Courtesy of Martin Lockey, University of Colorado
It's a slab of rock, two-by-two feet square, which tells a 75-million-year-old story. Imprinted in one part is a footprint indentation (below the coin) of a tiny mammal and the impressions of a leaf; on another part are marks typically left by raindrops.
"It looks like the animal took cover underneath some type of leaf that protected the surface from raindrops," says Martin Lockley, University of Colorado, Denver, who discovered the fossilized traces of the cretaceous mammal in western Colorado.
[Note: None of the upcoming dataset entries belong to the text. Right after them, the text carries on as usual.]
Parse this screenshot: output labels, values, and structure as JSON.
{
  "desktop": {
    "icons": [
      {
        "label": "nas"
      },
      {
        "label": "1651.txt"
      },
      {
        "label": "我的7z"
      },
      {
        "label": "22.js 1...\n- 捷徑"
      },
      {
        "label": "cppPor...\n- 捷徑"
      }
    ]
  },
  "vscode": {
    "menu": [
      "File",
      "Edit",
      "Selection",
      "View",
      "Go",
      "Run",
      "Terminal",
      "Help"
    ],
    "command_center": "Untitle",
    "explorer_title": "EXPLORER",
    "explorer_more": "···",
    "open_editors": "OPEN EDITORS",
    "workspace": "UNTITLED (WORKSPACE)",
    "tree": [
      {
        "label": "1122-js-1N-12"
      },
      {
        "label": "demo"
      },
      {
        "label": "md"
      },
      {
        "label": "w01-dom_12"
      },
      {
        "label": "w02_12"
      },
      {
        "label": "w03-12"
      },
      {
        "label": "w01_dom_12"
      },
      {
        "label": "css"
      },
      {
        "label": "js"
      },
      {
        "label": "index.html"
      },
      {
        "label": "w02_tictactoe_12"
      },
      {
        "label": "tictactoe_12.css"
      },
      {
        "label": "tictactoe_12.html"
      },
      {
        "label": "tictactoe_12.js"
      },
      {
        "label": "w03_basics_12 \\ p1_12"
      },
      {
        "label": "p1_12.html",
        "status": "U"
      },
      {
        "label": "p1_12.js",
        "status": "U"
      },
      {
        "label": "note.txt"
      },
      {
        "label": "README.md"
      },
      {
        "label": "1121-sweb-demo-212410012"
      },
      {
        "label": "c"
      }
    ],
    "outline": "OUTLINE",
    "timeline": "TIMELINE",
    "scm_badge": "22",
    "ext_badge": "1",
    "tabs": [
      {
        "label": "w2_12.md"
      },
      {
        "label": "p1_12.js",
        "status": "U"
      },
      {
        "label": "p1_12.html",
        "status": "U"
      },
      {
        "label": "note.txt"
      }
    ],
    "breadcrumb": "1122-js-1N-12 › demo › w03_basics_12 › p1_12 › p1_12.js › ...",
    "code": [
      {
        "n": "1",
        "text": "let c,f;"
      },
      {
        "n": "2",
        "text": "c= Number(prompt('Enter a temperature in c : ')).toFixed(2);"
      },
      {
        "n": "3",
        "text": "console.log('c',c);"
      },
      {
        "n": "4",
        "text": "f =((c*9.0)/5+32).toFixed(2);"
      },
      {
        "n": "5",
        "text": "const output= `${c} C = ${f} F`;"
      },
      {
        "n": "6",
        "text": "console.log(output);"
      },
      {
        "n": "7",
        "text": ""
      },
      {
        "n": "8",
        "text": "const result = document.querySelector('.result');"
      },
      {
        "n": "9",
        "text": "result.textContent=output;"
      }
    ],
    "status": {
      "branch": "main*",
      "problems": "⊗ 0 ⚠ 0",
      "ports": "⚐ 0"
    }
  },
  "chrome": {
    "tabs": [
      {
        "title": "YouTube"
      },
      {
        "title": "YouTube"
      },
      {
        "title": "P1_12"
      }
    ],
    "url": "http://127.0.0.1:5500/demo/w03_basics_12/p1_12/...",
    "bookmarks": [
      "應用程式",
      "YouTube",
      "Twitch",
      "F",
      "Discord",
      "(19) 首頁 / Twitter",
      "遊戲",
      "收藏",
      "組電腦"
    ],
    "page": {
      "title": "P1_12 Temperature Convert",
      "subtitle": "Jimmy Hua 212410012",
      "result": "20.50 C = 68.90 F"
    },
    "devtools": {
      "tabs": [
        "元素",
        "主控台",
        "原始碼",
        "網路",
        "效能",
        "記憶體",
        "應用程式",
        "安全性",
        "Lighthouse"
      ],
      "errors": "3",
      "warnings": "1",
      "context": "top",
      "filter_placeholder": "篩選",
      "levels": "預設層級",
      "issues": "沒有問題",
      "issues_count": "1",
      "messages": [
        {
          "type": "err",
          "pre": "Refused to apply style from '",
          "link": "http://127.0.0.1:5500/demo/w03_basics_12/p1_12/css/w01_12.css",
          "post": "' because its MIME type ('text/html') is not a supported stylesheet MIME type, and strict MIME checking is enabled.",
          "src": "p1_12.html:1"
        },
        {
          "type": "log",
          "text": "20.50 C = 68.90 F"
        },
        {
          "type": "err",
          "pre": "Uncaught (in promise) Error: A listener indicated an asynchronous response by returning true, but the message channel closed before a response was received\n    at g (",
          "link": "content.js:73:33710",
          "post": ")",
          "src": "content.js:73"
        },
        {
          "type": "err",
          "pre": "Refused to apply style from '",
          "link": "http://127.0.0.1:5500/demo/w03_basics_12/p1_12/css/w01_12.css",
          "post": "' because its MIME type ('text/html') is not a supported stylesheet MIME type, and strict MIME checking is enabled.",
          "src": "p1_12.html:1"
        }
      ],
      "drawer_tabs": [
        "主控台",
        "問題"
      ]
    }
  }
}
Along with similar footprints found from a site just outside Denver, they are the "first well-authenticated examples of mammal tracks from the age of dinosaurs," he and his coauthor claim.1
The prints, less than an inch long, exhibit the typical 2/3/3/3/3 formula of a mammalian hand: two joints in the thumb, three in each of the other fingers. "The animals were hardly...